What you should do:
Copy, from the listing, every line in which the string "Testraum" is present.

══ Dataset

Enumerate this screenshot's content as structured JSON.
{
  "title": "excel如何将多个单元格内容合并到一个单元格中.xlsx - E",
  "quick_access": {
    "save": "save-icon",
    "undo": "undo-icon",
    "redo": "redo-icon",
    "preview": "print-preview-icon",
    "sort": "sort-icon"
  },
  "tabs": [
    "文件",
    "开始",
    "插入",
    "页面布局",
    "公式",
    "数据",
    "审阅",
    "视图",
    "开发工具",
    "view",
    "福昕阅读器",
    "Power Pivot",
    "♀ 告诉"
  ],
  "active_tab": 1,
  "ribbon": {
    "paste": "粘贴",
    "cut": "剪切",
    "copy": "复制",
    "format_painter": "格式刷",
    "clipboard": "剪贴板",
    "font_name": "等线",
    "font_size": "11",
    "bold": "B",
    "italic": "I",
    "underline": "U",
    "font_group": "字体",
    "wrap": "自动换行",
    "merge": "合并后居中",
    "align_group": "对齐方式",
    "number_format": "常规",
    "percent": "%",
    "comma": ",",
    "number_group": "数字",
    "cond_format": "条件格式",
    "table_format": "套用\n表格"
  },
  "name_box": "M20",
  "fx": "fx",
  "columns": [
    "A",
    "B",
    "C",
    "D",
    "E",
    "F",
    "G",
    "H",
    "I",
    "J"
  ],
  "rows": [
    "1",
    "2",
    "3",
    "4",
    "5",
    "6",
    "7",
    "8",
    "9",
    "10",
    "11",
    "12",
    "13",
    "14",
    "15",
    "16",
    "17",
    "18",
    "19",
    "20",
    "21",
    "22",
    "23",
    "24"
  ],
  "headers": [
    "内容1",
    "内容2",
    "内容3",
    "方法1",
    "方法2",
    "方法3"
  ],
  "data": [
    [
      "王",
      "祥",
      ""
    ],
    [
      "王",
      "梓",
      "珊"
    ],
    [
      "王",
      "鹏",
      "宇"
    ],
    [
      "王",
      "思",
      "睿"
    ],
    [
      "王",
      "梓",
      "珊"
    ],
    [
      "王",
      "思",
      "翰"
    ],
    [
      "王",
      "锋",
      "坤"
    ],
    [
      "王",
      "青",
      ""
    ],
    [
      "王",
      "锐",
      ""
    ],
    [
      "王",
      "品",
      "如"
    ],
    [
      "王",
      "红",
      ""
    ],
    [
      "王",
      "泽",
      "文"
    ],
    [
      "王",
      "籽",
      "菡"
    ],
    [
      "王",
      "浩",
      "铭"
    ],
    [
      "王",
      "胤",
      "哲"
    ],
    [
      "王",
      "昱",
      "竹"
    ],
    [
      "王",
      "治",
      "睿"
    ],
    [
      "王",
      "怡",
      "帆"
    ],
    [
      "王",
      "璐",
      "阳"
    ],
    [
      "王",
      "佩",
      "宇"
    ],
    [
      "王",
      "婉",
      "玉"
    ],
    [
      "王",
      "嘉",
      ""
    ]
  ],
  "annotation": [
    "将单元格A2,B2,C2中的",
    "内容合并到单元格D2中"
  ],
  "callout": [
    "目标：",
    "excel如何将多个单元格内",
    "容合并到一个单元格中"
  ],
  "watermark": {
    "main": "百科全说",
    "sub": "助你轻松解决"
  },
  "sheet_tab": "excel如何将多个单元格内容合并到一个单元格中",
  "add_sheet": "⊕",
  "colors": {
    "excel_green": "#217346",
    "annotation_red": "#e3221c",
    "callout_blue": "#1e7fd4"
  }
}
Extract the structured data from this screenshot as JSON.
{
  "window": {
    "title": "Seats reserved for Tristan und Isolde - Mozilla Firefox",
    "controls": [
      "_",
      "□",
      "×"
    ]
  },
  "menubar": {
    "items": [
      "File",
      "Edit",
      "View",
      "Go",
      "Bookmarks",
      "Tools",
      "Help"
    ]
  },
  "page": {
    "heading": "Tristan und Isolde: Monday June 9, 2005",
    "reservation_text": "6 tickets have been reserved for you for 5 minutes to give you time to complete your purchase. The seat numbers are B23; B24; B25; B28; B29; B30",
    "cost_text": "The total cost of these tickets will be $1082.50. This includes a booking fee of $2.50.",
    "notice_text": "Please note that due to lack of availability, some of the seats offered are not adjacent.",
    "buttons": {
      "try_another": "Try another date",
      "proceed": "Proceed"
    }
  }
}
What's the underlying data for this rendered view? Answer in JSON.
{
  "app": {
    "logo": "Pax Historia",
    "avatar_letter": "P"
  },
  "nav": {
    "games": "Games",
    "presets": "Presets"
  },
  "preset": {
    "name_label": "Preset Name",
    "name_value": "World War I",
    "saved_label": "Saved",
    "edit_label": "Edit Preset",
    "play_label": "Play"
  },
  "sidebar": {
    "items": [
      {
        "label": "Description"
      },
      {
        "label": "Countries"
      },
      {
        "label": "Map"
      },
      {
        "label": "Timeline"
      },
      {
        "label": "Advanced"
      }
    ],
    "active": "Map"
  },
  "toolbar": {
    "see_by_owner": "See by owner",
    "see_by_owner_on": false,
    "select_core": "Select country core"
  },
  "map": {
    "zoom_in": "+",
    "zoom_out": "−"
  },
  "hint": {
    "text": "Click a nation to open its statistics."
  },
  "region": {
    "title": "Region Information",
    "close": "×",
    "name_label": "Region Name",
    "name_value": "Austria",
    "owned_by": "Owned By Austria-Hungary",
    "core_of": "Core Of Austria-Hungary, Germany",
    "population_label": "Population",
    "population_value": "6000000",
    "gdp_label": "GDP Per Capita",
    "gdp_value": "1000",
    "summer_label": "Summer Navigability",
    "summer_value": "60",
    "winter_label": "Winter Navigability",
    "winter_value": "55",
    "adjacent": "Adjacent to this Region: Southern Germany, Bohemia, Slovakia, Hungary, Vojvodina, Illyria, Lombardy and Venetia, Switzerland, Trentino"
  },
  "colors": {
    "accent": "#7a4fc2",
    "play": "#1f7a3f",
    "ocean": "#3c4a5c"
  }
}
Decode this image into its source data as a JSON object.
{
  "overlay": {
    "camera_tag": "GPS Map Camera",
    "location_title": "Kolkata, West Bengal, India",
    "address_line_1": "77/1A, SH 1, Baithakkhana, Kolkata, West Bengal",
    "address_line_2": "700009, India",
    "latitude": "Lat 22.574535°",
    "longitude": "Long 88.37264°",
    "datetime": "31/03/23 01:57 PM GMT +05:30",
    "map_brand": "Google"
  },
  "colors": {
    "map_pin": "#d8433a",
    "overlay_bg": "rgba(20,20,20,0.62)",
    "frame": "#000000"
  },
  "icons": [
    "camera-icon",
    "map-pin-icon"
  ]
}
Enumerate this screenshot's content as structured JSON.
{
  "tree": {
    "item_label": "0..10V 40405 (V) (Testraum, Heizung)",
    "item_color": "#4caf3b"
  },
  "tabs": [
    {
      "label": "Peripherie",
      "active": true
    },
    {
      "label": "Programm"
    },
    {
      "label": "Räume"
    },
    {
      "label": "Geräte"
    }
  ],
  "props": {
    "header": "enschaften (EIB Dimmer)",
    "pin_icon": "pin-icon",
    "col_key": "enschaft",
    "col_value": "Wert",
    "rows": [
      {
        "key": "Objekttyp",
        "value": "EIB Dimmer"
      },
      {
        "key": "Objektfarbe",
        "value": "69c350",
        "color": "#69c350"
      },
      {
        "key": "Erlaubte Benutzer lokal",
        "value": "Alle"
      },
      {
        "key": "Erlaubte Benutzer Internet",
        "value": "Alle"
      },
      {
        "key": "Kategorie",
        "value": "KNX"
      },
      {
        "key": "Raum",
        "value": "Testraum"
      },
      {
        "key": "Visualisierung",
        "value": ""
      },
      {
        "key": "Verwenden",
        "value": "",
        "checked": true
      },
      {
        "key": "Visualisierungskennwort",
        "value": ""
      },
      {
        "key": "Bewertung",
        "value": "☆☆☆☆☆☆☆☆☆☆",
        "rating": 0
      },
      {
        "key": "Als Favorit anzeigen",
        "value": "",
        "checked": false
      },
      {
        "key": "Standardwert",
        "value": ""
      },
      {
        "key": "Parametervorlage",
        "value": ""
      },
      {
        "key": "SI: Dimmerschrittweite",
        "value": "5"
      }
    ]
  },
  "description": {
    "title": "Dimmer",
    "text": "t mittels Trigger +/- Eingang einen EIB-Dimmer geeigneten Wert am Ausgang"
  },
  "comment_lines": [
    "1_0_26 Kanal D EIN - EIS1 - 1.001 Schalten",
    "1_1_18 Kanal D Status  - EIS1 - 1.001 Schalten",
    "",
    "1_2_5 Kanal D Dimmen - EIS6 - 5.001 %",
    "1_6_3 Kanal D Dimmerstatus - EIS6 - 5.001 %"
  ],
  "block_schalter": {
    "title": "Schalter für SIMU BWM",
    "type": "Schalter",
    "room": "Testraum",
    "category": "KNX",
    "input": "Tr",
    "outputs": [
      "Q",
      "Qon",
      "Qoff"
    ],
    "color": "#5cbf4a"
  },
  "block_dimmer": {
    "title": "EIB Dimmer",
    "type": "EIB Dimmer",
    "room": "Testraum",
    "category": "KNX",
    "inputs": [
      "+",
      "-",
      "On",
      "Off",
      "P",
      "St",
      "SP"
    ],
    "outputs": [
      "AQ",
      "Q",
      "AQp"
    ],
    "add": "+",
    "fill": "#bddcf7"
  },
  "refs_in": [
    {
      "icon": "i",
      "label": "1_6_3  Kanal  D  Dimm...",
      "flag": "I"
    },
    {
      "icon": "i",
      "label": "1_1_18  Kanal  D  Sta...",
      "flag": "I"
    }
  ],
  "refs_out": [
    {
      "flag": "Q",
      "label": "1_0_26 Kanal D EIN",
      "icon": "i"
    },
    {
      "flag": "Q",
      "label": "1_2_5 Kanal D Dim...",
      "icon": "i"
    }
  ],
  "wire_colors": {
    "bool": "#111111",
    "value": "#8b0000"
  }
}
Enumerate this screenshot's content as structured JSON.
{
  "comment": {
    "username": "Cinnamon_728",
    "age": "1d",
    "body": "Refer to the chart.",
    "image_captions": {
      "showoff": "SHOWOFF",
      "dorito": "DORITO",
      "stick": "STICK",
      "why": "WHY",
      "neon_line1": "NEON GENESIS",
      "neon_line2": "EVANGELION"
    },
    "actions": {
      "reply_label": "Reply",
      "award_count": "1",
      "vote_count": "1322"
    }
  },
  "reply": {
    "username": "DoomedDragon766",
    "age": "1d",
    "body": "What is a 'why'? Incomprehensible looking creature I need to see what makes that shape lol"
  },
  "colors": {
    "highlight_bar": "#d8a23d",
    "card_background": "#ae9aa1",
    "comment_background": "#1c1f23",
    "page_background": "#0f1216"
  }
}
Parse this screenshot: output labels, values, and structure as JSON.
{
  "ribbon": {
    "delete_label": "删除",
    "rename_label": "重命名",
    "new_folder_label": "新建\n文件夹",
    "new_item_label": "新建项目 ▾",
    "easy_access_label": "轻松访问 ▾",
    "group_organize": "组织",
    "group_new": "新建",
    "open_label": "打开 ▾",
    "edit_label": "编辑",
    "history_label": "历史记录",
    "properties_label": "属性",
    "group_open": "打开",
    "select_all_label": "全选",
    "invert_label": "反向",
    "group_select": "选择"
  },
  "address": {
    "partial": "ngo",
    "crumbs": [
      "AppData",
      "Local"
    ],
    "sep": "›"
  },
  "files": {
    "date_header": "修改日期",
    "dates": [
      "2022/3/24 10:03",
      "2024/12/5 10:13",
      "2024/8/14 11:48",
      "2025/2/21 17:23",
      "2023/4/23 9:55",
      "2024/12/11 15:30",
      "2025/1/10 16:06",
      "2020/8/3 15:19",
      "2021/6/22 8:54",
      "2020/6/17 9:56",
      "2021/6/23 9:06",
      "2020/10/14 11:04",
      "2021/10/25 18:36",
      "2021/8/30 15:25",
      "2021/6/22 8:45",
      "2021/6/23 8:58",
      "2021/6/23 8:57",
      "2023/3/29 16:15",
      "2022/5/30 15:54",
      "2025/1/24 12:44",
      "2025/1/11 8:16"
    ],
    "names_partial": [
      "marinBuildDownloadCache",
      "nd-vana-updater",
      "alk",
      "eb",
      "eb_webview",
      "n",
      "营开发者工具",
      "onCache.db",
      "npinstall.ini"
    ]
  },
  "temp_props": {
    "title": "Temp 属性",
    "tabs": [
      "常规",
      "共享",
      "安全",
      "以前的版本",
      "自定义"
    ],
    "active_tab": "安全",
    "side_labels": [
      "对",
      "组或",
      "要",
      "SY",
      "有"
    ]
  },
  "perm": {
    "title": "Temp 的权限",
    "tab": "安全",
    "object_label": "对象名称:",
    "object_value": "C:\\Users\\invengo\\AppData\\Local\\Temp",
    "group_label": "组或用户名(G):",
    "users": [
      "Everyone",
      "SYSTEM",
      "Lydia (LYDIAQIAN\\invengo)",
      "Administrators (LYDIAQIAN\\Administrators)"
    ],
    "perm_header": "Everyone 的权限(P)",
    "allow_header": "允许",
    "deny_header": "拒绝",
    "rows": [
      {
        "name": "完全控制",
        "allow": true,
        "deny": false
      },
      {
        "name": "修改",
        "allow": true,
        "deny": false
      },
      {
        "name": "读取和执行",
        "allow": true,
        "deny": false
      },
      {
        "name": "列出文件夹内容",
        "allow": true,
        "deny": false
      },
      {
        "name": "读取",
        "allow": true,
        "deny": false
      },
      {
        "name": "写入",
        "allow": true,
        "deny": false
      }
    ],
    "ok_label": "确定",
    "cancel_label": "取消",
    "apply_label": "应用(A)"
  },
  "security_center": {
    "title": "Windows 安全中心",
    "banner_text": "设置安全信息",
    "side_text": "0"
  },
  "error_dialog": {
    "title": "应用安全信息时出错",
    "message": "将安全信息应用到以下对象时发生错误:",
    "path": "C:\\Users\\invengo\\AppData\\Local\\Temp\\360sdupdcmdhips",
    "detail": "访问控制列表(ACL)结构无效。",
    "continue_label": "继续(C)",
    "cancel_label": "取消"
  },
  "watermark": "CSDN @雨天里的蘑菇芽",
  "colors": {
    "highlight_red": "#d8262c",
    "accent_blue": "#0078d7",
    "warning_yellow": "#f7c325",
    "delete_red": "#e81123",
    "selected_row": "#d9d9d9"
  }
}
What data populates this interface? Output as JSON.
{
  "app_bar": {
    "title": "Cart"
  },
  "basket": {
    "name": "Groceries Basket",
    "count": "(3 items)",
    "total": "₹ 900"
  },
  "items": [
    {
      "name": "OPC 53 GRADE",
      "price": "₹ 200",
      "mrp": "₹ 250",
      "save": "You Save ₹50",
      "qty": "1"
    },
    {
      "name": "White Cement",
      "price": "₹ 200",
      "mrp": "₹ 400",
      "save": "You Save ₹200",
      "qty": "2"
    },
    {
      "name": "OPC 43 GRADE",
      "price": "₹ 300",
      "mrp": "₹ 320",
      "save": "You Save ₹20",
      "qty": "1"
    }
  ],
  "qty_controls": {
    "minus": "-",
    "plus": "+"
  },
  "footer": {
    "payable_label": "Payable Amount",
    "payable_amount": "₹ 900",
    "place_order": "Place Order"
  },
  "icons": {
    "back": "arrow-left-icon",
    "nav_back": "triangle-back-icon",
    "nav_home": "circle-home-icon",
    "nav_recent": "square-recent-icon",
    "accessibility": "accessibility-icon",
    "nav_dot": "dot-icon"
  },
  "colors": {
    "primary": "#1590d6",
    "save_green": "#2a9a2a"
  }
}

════

Exercise answer:
    "item_label": "0..10V 40405 (V) (Testraum, Heizung)",
        "value": "Testraum"
    "room": "Testraum",
    "room": "Testraum",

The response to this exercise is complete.